Items from an interface collection:
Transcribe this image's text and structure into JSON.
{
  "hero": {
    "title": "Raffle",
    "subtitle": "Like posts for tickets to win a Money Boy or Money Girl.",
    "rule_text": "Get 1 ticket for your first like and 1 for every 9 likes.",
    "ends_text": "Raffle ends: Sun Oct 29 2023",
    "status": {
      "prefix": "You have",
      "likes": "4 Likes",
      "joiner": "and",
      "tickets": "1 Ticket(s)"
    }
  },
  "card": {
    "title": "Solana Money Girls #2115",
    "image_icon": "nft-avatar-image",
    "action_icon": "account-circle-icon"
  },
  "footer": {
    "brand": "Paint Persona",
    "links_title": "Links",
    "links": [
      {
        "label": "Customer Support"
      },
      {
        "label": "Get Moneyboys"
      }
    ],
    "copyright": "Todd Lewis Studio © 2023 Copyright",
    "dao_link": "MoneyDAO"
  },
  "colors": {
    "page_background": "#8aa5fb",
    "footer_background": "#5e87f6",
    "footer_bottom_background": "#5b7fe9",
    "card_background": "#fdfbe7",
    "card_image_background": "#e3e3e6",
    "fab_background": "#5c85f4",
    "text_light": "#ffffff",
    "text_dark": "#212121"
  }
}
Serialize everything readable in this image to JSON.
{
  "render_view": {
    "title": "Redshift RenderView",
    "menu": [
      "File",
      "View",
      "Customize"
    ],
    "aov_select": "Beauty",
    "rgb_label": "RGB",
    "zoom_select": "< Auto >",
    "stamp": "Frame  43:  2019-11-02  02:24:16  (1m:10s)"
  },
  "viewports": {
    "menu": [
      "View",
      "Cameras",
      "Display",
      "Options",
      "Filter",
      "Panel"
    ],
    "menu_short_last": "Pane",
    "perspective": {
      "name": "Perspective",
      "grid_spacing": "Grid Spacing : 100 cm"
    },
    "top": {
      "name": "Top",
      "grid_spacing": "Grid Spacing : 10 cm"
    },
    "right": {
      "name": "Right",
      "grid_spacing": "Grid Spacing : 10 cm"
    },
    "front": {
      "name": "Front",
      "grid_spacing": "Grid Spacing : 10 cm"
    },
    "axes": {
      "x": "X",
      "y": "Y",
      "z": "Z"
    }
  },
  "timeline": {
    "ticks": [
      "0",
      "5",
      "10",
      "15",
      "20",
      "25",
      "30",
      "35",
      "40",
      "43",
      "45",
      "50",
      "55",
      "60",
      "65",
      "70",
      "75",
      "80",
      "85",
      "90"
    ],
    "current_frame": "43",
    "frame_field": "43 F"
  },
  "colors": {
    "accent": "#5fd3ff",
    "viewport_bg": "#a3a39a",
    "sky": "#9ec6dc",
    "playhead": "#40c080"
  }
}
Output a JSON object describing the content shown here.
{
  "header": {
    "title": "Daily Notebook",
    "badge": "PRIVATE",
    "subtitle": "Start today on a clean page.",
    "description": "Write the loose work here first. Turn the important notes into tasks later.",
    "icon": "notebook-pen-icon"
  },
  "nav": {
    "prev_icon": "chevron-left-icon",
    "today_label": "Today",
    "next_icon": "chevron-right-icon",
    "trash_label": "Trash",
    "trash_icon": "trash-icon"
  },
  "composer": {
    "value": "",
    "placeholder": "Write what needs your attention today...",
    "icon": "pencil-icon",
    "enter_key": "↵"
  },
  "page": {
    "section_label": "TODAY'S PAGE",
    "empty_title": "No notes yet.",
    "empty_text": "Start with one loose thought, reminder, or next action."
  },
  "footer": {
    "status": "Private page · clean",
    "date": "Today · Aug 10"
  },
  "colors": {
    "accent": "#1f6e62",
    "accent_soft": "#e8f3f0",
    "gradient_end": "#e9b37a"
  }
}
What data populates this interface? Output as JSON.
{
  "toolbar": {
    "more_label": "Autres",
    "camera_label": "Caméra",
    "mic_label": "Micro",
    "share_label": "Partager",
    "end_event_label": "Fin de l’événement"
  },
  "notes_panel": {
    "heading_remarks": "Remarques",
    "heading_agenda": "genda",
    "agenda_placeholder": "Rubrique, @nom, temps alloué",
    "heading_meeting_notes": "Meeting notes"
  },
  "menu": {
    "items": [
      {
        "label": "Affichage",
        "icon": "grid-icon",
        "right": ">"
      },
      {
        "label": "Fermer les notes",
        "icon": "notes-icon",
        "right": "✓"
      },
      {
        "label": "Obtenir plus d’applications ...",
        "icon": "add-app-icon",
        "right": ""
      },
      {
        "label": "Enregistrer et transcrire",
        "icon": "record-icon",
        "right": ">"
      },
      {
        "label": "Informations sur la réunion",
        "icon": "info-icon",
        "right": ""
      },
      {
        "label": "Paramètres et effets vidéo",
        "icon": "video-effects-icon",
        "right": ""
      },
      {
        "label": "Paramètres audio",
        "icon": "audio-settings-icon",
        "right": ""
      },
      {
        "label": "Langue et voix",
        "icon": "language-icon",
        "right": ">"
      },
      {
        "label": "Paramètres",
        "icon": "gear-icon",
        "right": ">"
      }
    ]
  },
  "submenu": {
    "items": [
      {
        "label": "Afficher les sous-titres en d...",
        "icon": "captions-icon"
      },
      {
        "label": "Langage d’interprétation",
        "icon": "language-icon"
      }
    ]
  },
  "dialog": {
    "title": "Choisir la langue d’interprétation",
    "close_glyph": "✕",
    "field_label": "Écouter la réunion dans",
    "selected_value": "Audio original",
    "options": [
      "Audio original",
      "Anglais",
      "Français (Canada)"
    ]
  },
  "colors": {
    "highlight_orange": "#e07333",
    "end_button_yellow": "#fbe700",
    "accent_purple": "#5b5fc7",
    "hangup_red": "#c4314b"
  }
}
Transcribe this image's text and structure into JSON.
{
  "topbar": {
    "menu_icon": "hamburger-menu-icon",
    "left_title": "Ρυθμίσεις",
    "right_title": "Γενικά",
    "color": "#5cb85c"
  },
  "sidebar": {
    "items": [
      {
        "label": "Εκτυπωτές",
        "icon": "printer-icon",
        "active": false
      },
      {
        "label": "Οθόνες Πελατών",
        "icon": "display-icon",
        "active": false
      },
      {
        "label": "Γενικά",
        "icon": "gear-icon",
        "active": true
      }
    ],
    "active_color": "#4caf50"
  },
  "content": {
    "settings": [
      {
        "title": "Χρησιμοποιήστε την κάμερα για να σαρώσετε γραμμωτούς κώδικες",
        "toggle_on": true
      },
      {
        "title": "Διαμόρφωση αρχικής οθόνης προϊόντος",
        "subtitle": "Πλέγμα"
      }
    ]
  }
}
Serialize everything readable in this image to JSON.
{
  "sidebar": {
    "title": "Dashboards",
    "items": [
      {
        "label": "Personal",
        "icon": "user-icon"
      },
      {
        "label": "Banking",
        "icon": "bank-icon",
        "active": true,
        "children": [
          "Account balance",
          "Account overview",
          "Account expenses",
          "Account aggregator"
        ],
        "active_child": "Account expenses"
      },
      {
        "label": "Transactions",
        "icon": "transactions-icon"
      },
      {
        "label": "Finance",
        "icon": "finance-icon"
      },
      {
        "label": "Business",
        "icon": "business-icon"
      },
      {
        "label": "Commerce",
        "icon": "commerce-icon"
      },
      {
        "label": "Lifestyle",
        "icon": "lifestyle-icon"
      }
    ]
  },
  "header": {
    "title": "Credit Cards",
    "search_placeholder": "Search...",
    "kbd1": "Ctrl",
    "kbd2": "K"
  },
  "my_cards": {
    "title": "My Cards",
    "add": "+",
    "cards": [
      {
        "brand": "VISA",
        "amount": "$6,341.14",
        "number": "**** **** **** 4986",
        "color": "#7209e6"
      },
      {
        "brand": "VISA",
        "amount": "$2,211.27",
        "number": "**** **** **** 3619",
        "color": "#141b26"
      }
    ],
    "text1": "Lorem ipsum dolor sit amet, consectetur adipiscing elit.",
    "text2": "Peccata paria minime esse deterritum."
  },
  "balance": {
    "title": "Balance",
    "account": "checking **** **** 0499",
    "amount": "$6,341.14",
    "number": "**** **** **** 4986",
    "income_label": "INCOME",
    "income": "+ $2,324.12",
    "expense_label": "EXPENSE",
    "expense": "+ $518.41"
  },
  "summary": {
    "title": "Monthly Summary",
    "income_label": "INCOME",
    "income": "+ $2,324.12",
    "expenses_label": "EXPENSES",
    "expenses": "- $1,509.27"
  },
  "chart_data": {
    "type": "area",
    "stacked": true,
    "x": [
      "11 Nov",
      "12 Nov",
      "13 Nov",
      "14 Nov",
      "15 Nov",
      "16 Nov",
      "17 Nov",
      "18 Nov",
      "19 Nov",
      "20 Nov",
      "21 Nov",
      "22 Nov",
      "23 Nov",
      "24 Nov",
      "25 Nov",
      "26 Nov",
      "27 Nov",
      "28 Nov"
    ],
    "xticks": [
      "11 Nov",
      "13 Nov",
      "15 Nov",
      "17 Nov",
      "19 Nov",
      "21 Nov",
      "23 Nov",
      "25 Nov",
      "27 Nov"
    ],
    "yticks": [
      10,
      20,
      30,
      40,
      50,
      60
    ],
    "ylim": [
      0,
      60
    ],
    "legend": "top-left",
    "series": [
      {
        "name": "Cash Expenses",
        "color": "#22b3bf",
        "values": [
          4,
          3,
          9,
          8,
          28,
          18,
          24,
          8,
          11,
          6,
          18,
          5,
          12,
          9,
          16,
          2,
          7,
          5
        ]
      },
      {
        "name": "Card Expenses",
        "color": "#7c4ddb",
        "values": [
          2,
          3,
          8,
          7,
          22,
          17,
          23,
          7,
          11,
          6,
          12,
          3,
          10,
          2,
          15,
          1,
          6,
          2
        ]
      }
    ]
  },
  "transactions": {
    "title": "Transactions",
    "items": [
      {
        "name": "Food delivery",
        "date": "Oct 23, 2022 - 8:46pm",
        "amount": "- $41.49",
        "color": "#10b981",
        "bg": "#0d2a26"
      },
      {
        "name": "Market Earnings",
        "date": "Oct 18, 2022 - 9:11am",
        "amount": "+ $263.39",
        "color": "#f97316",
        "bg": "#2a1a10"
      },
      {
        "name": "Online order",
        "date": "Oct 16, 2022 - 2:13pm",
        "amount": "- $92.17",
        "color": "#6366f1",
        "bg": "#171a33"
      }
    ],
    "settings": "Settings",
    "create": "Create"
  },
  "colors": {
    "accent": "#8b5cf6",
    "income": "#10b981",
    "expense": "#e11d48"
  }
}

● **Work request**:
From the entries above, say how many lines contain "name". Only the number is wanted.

● **Your solution**:
9